Naderi S., Usal C., Tural A., Korman T., Mertol T., Arda M.

JOURNAL OF SPINAL DISORDERS, vol.14, no.6, pp.500-503, 2001 (SCI-Expanded) identifier identifier identifier

  • Publication Type: Article / Article
  • Volume: 14 Issue: 6
  • Publication Date: 2001
  • Doi Number: 10.1097/00002517-200112000-00006
  • Journal Indexes: Science Citation Index Expanded (SCI-EXPANDED), Scopus
  • Page Numbers: pp.500-503
  • Keywords: morphometry, occipital bone, occipitocervical fixation, INSTRUMENTATION, PLATE
  • Dokuz Eylül University Affiliated: No

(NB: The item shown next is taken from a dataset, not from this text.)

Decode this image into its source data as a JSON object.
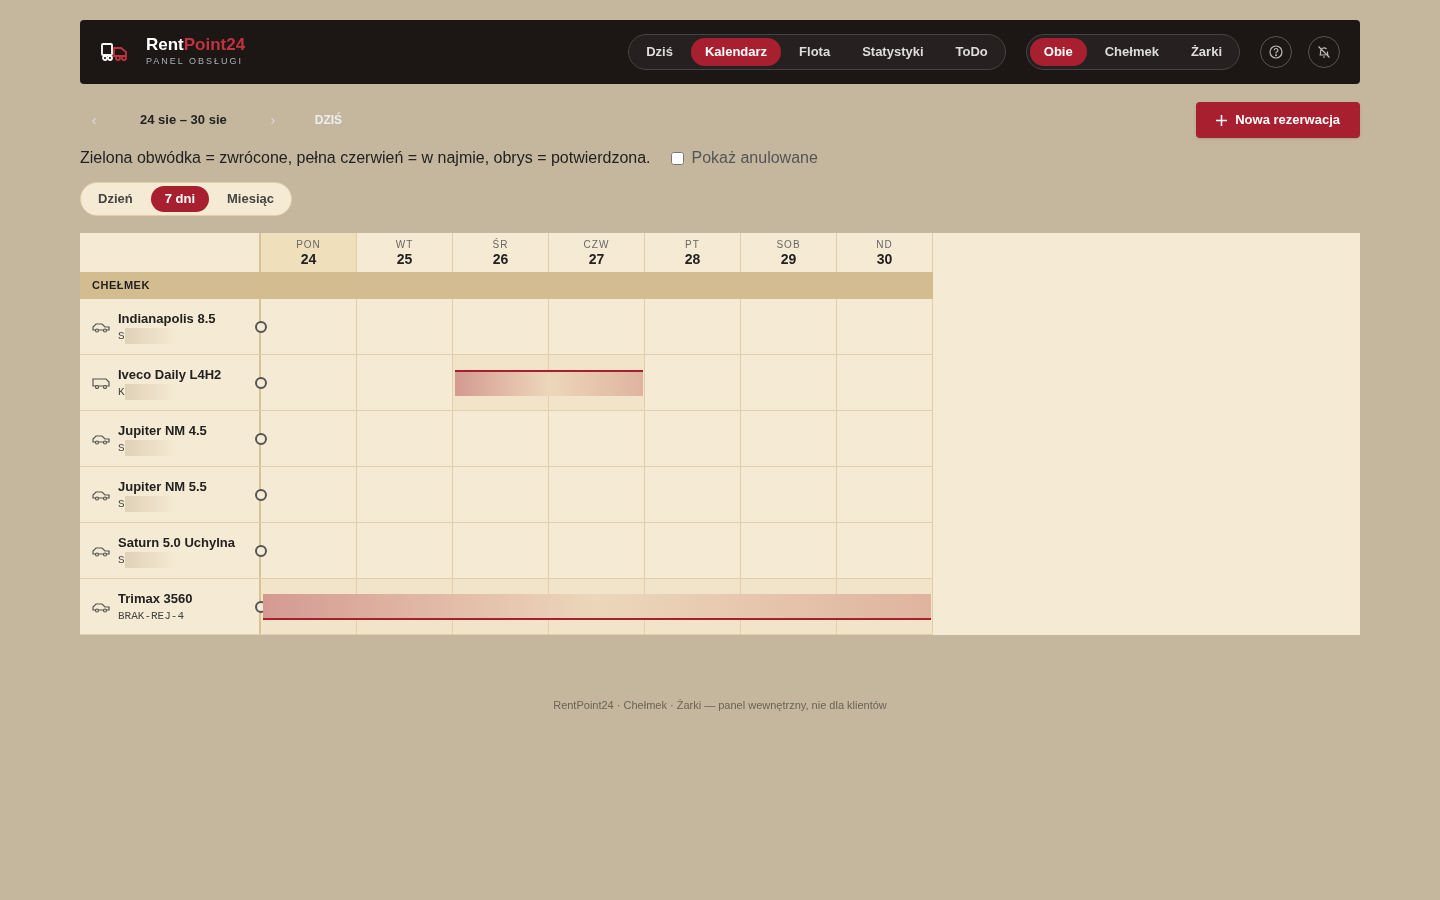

Several diseases may cause craniovertebral instability warranting occiput-cervical fusion. As occipital screw and rod constructs are becoming more popular, requiring that screws be placed either medially or laterally in the occipital bone, the need for clearer anatomical and computed tomography (CT)-confirmed data regarding the relative thickness of the occiput in its various localities has become more critical. In 18 cadaveric specimens, the occipital bone was divided into 35 measurable segments. Transversely, the occipital bone was divided into five lines starting at the level of the inion; horizontal lines then proceeded inferiorly in 1-cm segments, 1, 2, 3, and 4 cm below the level of inion. In a comparable fashion, the occipital bone was divided vertically. starting at the midline, and proceeding laterally also in 1-, 2-, and 3-cm segments. Anatomical measurements of thickness were directly performed using a Vernier caliper. Results were directly correlated with axial CT measurements of bony thickness, Anatomical and CT measurements closely correlated within the same specimen, but there was significant interspecimen variability. The marked differences in the occipital bone anatomy noted between specimens indicates that patients undergoing occipital screw placement for cranial-cervical instability would benefit from preoperative occipital CT evaluations.